Gagosian Gallery is pleased to announce a major sculpture exhibition by the late Franz West. West was actively engaged with the preparation of this exhibition up until his untimely death earlier this summer.

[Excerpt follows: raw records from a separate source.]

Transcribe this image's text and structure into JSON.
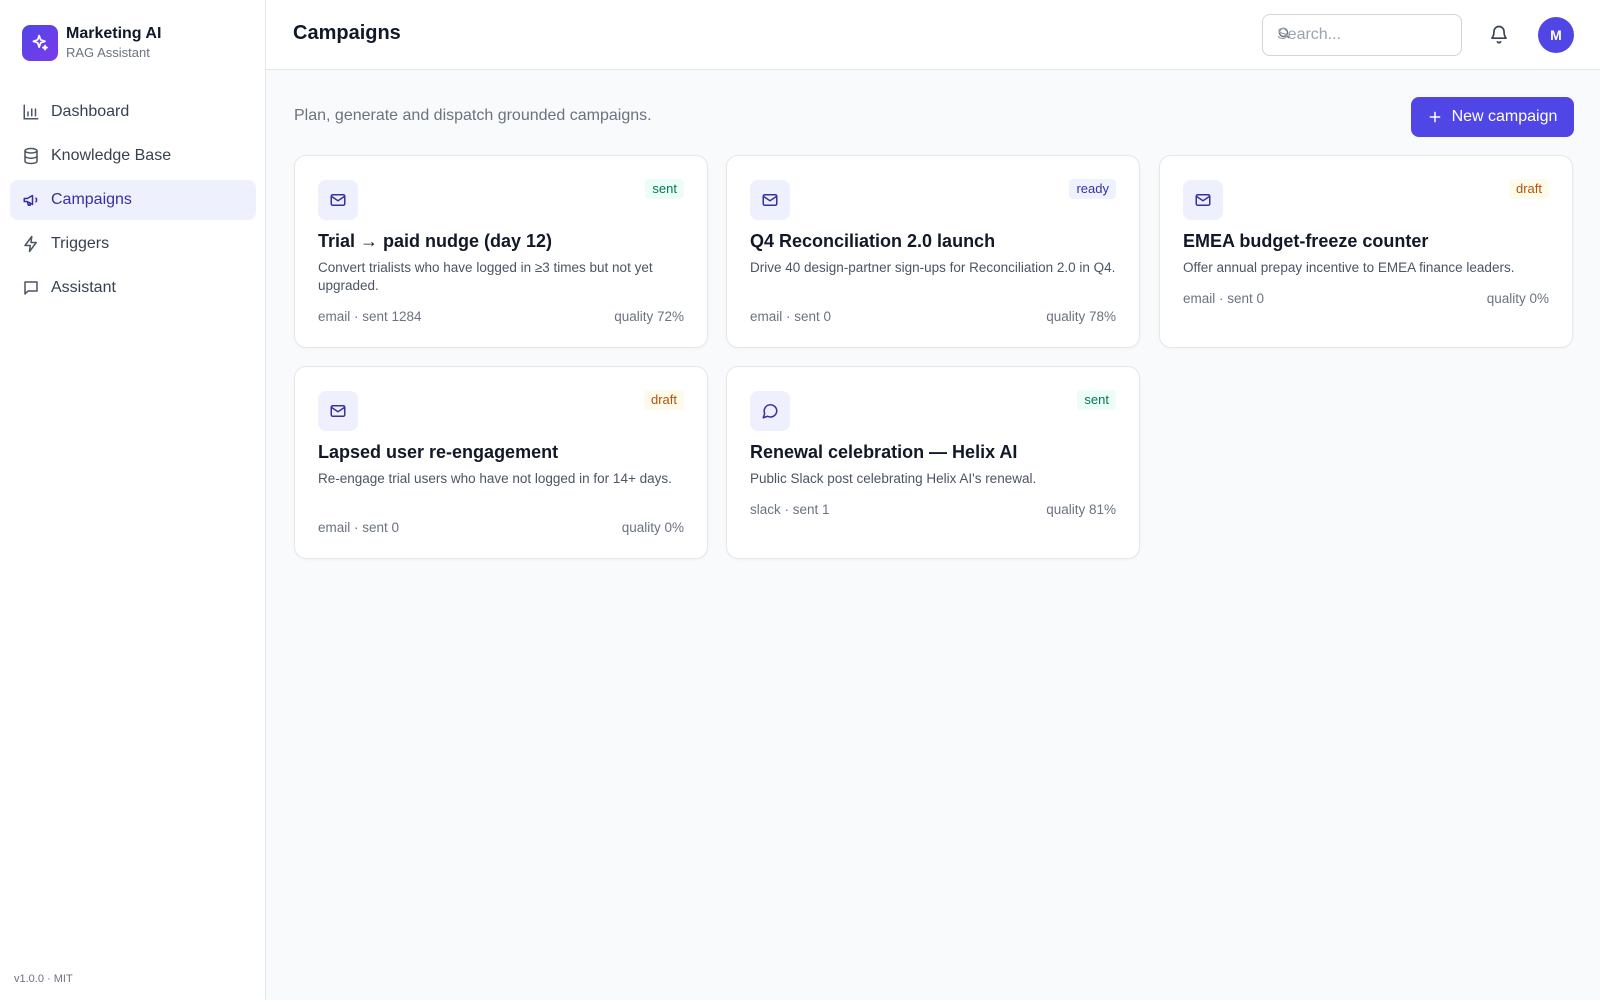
{
  "brand": {
    "title": "Marketing AI",
    "subtitle": "RAG Assistant",
    "icon": "sparkles-icon"
  },
  "sidebar": {
    "items": [
      {
        "label": "Dashboard",
        "icon": "bar-chart-icon",
        "active": false
      },
      {
        "label": "Knowledge Base",
        "icon": "database-icon",
        "active": false
      },
      {
        "label": "Campaigns",
        "icon": "megaphone-icon",
        "active": true
      },
      {
        "label": "Triggers",
        "icon": "zap-icon",
        "active": false
      },
      {
        "label": "Assistant",
        "icon": "message-square-icon",
        "active": false
      }
    ],
    "version": "v1.0.0 · MIT"
  },
  "header": {
    "title": "Campaigns",
    "search_placeholder": "Search...",
    "avatar_initial": "M"
  },
  "main": {
    "subtitle": "Plan, generate and dispatch grounded campaigns.",
    "new_button_label": "New campaign",
    "cards": [
      {
        "title": "Trial → paid nudge (day 12)",
        "status": "sent",
        "icon": "mail-icon",
        "description": "Convert trialists who have logged in ≥3 times but not yet upgraded.",
        "meta": "email · sent 1284",
        "quality": "quality 72%"
      },
      {
        "title": "Q4 Reconciliation 2.0 launch",
        "status": "ready",
        "icon": "mail-icon",
        "description": "Drive 40 design-partner sign-ups for Reconciliation 2.0 in Q4.",
        "meta": "email · sent 0",
        "quality": "quality 78%"
      },
      {
        "title": "EMEA budget-freeze counter",
        "status": "draft",
        "icon": "mail-icon",
        "description": "Offer annual prepay incentive to EMEA finance leaders.",
        "meta": "email · sent 0",
        "quality": "quality 0%"
      },
      {
        "title": "Lapsed user re-engagement",
        "status": "draft",
        "icon": "mail-icon",
        "description": "Re-engage trial users who have not logged in for 14+ days.",
        "meta": "email · sent 0",
        "quality": "quality 0%"
      },
      {
        "title": "Renewal celebration — Helix AI",
        "status": "sent",
        "icon": "message-circle-icon",
        "description": "Public Slack post celebrating Helix AI's renewal.",
        "meta": "slack · sent 1",
        "quality": "quality 81%"
      }
    ]
  },
  "colors": {
    "accent": "#4f46e5",
    "sent": "#047857",
    "ready": "#3730a3",
    "draft": "#b45309"
  }
}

Belonging to the generation of artists exposed to Actionist and Performance Art of the 1960s and 70s, West instinctively rejected the traditionally passive nature of the relationship between artwork and viewer. Being equally opposed to the physical ordeal and existential intensity insisted upon by his performative forbears, he made work that was vigorous and imposing yet free and light-hearted, where form and function were roughly compatible rather than mutually exclusive. In the seventies, he produced the first of the small, portable, mixed media sculptures called Adaptives (Passstücke). These "ergonomically inclined" objects become complete as artworks only when the viewer holds, wears, carries or performs with them. Transposing the knowledge gained with these formative works, he explored sculpture increasingly in terms of an ongoing dialogue of actions and reactions between viewers and objects in any given exhibition space, while probing the internal aesthetic relations between sculpture and painting.
Ever more daring and imaginative configurations resulted, and the freshness and immediacy of his aesthetic approach made him a favorite of the contemporary exhibition circuit. In a stream of sculptural situations, each one more distinctive and unforgettable than the next, he transformed public spaces into sociable aesthetic environments while his furniture designs and subversive collages further challenged the boundaries between art and life.
In a forest of standing sculptures the size of small people, West's persistent irreverence with the principles of classical sculpture is evident. Lumpen totems, built from papier-mâché, polystyrene, and the odd cardboard box, are splashed, smeared, brushed, and dribbled every which way with bright clashes of paint. They have immense and individualistic personalities, like exotic meteorites come to land. Each one is fashioned into a top-heavy form teetering on a spindly stem, a sculptural formula in which contingency and equilibrium grapple to improbable effect.
In contrast with these sculptures, four immense fiberglass assemblages for indoor or outdoor placement suggest the patchworked manufacture of old Lockheed aircraft. But their sugar-almond tones and goofy, cartoonish shapes, which coil skyward or snake along the ground—such as the jokey three-dimensional extrusion of Ludwig Wittgenstein's signature—parody both the streamlined forms of industrialized objects and the bombastic nature of much public sculpture.
In a large vitrine of “models,” diminutive cardboard human figures appear together with West's own maquettes for large-scale sculptural projects, both past and future. A Kunstkammer of sorts, it presents a realized conception of bodies interacting directly with art objects, while rejecting the traditionally passive relationship between artwork and audience. Completing the mis-en-scène of this exhibition are West’s distinctive collages, which combine sketchily overpainted advertisements and magazine pages manipulated to absurdist effect, one of which provided the charming and evocative title for the exhibition—of a man immortalized at play.
The exhibition has been prepared in close collaboration with the Franz West Privatstiftung.
The accompanying exhibition catalogue includes the account of a visit over time to West's studio by Matthias Goldmann, as well as a tribute in images to the generous exuberance and breadth of West's inimitable oeuvre.
Franz West was born in Vienna in 1947 and studied at the Academy of Applied Arts, Vienna. He died in Vienna in July of this year. West's work has been a fixture in countless international survey exhibitions such as Documenta and Biennales all over the world, and it is included in major public collections including Centre Pompidou, Paris; Museum Ludwig, Cologne, the Museum of Modern Art, New York; and MAXXI, Rome. Recent solo exhibitions include “We’ll Not Carry Coals,” Kunsthaus Bregenz, Austria (2003); “Recent Sculptures”, Lincoln Center, New York (2004); Vancouver Art Gallery (2005); MAK, Vienna (2008); “To Build A House You Start with the Roof: Work, 1972–2008,” Baltimore Museum of Art (2008–09, traveled to Los Angeles County Museum of Art in 2009); and “Franz West: Autotheater,” Museum Ludwig, Cologne (2010, traveled to MADRE, Naples and Universalmuseum, Graz, Austria in 2010–11).